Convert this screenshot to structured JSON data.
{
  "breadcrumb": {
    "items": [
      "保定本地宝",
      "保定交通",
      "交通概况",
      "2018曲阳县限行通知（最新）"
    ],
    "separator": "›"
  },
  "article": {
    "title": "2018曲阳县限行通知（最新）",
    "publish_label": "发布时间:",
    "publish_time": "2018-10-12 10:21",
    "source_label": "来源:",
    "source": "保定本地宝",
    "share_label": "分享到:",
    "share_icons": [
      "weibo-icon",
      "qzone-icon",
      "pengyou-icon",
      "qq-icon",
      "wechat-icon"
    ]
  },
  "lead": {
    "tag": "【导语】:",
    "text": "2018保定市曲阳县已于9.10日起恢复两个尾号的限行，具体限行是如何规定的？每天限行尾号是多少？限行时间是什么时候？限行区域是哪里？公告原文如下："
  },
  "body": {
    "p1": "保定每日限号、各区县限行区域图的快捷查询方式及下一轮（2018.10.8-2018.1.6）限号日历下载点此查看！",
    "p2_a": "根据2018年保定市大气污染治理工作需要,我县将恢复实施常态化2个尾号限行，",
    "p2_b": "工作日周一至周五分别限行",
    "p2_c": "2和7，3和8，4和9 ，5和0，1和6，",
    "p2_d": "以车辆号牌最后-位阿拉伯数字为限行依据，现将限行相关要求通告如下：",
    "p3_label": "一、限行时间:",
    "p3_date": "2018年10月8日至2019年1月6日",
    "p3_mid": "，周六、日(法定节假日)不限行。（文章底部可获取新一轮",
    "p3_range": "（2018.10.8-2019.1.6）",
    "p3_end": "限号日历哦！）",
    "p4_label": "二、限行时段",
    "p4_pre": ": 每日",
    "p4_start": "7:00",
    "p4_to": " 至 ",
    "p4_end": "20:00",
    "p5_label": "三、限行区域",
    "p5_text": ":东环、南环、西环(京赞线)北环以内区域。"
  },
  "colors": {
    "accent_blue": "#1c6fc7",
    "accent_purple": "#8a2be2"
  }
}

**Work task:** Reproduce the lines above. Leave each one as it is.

**Exercise solution:**
Convert this screenshot to structured JSON data.
{
  "breadcrumb": {
    "items": [
      "保定本地宝",
      "保定交通",
      "交通概况",
      "2018曲阳县限行通知（最新）"
    ],
    "separator": "›"
  },
  "article": {
    "title": "2018曲阳县限行通知（最新）",
    "publish_label": "发布时间:",
    "publish_time": "2018-10-12 10:21",
    "source_label": "来源:",
    "source": "保定本地宝",
    "share_label": "分享到:",
    "share_icons": [
      "weibo-icon",
      "qzone-icon",
      "pengyou-icon",
      "qq-icon",
      "wechat-icon"
    ]
  },
  "lead": {
    "tag": "【导语】:",
    "text": "2018保定市曲阳县已于9.10日起恢复两个尾号的限行，具体限行是如何规定的？每天限行尾号是多少？限行时间是什么时候？限行区域是哪里？公告原文如下："
  },
  "body": {
    "p1": "保定每日限号、各区县限行区域图的快捷查询方式及下一轮（2018.10.8-2018.1.6）限号日历下载点此查看！",
    "p2_a": "根据2018年保定市大气污染治理工作需要,我县将恢复实施常态化2个尾号限行，",
    "p2_b": "工作日周一至周五分别限行",
    "p2_c": "2和7，3和8，4和9 ，5和0，1和6，",
    "p2_d": "以车辆号牌最后-位阿拉伯数字为限行依据，现将限行相关要求通告如下：",
    "p3_label": "一、限行时间:",
    "p3_date": "2018年10月8日至2019年1月6日",
    "p3_mid": "，周六、日(法定节假日)不限行。（文章底部可获取新一轮",
    "p3_range": "（2018.10.8-2019.1.6）",
    "p3_end": "限号日历哦！）",
    "p4_label": "二、限行时段",
    "p4_pre": ": 每日",
    "p4_start": "7:00",
    "p4_to": " 至 ",
    "p4_end": "20:00",
    "p5_label": "三、限行区域",
    "p5_text": ":东环、南环、西环(京赞线)北环以内区域。"
  },
  "colors": {
    "accent_blue": "#1c6fc7",
    "accent_purple": "#8a2be2"
  }
}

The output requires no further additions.